I think my friend Steve made a mistake.
Steve was a high school friend of mine. Unlike me, he chose to breed just a few years after high school. I remember visiting him when his first-born was maybe two or three years old. And because this was in the olden days, when iPads were not a toy option, his toddler was playing with blocks. Quite happily, in fact. He would try to stack the blocks and, because he was a toddler, the results would be disastrous. His edifice would fall down, he would laugh, and then he’d start re-building.
Like I said, he was quite happy.
Until Steve decided to show him the right way to do it (i.e., Steve’s way).
Mini-Steve quickly got bored and fussy, and started crying. At which point I suddenly remembered something important that I had to do elsewhere, miles away from Steve and his wailing infant.
What did Steve do wrong? He violated two cardinal leadership principles:
Principle 1: Nobody likes being micro-managed
My first television job was as a glorified secretary. (And by “glorified” I mean “not glorified.”) Mostly I would sit at my IBM Selectric and respond to viewer mail. Pretty easy, brainless work. But here’s the thing. My boss had a habit of standing right behind me, watching every stroke I typed. It seemed like every fifth word I wrote, he would say, “Uh….” (Even now, when I think of that long, drawn-out “Uh…,” I get a small shiver.) And then he’d offer his insight.
And look, I’ll be honest—sometimes his insight was good. But that didn’t matter to me. It was still irritating, it slowed me down, and it didn’t give me a chance to grow and develop on my own. Have you had a boss like that?
Nobody likes being micro-managed. Remember that when it comes to your team. Yes, you may think you have the answers, and that your way is the best way. And you know what? You might be right—occasionally. But when you micro-manage, you never allow your team to come up with their own solutions—solutions that may, in fact, be better than yours.[Funny footnote: When I finally left the television business, I did so having won 29 Emmy Awards. My former boss—zero. But his “Uh…” still makes me shiver.] Nobody likes being micro-managed! #leadership #management Click To Tweet
Principle 2: People learn best from experience
Steve’s toddler was having the time of his life while learning what did and didn’t work in the complex world of stacking blocks. That is, until Steve stepped in and deprived his child of that experience.
We learn best when we get to try things for ourselves. You can read every book ever written on golf, but until you get out on the course and start swinging a club, you’re probably not going to win the Masters.
Your team is the same way. They learn best from experience. Whenever possible (and look, I know there are times when the job has to be done now), give them the space to learn from their mistakes. It might take longer in the short run, but you’ll make up for it down the line.People learn best from experience. #leadership #management Click To Tweet

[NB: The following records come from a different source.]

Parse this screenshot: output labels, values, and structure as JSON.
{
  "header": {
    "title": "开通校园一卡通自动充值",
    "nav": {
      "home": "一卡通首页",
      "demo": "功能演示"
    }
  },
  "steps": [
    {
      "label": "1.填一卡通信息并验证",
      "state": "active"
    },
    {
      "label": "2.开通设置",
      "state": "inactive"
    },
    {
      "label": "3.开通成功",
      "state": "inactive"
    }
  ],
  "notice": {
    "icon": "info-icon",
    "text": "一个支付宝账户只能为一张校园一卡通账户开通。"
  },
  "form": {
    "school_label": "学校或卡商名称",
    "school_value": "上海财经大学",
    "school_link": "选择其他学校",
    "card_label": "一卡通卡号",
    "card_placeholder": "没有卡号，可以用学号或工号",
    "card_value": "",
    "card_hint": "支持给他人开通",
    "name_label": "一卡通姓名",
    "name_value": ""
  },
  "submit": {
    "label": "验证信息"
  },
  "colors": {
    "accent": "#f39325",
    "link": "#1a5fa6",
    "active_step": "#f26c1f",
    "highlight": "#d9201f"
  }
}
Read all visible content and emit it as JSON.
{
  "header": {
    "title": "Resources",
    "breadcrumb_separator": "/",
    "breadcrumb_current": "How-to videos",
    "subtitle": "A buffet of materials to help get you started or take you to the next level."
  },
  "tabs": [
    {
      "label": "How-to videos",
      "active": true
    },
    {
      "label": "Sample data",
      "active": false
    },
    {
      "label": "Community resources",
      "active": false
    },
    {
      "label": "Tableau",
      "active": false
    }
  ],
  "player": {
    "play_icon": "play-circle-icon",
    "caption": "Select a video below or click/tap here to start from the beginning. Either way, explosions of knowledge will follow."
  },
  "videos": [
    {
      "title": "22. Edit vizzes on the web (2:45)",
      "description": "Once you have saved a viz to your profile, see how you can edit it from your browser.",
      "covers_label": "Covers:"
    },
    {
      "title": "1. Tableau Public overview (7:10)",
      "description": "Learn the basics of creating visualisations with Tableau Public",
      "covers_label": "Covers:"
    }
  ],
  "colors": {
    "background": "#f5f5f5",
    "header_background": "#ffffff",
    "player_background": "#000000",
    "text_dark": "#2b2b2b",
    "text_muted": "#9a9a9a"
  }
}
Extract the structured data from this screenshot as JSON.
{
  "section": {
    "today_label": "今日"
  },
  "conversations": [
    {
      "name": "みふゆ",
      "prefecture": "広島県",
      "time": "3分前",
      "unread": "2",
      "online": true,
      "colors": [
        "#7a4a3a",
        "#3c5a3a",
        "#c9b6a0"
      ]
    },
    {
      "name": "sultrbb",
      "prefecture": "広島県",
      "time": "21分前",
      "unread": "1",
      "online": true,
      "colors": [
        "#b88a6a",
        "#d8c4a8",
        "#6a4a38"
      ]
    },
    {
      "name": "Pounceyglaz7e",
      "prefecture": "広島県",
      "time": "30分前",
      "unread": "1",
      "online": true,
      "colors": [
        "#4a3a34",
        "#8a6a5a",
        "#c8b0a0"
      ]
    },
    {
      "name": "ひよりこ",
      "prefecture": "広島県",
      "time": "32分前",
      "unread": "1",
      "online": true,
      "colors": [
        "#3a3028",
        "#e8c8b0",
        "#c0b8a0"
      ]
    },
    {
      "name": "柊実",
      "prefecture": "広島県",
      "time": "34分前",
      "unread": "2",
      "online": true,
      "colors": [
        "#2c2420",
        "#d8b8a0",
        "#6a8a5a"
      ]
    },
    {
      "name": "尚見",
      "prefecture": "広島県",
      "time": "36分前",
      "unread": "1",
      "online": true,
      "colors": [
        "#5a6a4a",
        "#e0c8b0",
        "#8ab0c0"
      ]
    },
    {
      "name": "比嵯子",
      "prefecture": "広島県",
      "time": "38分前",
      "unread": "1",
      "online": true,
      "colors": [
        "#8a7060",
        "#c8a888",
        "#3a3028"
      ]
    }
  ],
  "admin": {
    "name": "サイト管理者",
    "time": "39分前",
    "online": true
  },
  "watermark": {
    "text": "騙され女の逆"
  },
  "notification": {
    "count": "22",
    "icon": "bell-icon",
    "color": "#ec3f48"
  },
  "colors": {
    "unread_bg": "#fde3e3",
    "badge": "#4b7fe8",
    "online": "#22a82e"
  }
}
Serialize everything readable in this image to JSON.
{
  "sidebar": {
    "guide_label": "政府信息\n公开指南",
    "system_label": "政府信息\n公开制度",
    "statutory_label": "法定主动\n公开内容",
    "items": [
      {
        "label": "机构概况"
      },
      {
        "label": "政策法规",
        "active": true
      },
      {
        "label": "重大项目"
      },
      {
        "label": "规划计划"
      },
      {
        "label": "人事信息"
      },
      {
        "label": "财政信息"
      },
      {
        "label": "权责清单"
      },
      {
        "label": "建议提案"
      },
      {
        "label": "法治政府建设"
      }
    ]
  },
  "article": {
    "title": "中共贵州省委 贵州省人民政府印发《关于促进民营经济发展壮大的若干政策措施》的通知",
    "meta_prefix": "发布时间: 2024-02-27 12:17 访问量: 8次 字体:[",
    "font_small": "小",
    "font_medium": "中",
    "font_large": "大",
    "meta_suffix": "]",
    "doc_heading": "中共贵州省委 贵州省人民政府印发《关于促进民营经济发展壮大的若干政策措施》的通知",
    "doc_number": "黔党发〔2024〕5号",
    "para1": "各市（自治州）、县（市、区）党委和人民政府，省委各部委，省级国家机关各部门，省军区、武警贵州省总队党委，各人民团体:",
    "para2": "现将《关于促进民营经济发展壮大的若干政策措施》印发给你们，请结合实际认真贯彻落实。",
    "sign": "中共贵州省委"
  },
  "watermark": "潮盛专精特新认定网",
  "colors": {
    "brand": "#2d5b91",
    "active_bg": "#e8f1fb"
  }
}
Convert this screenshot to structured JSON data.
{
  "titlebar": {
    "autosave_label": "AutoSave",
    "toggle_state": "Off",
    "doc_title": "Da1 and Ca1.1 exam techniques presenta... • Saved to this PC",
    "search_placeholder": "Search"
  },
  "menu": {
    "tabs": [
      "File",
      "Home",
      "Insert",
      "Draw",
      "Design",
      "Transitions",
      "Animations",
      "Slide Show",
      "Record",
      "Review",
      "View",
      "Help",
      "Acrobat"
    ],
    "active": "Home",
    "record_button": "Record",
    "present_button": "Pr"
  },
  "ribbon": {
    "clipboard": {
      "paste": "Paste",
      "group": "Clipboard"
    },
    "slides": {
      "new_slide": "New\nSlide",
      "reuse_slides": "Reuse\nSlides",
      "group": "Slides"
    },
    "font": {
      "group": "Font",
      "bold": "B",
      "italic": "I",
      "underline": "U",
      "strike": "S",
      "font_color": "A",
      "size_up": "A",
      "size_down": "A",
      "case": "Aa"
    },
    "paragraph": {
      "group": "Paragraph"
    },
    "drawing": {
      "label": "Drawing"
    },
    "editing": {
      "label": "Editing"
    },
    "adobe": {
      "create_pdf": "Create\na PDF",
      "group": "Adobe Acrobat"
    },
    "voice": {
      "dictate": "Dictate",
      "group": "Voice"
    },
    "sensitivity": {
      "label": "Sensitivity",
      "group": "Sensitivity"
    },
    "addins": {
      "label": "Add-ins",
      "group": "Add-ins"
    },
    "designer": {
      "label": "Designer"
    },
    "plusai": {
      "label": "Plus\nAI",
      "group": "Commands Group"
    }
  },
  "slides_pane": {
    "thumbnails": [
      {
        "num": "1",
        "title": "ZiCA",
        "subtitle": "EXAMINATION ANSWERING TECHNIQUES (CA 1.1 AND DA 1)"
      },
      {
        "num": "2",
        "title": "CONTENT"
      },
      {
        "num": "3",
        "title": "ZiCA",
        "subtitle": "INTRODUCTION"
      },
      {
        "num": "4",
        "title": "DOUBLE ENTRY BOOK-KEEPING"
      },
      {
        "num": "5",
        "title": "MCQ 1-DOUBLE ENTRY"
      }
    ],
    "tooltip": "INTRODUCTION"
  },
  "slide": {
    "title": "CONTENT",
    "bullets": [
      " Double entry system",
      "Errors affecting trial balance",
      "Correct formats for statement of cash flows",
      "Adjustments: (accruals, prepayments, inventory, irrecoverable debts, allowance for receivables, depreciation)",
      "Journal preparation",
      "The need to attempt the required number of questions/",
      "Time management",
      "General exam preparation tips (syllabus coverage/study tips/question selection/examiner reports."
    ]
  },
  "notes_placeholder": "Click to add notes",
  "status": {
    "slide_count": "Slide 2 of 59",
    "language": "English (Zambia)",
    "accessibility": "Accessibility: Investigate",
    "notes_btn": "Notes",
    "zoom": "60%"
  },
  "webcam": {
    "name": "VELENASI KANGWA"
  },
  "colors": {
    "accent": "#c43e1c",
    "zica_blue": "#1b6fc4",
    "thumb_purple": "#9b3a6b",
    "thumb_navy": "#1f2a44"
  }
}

I’m not saying you should treat your team like toddlers. But I am saying that sometimes, it’s okay to let the blocks fall down.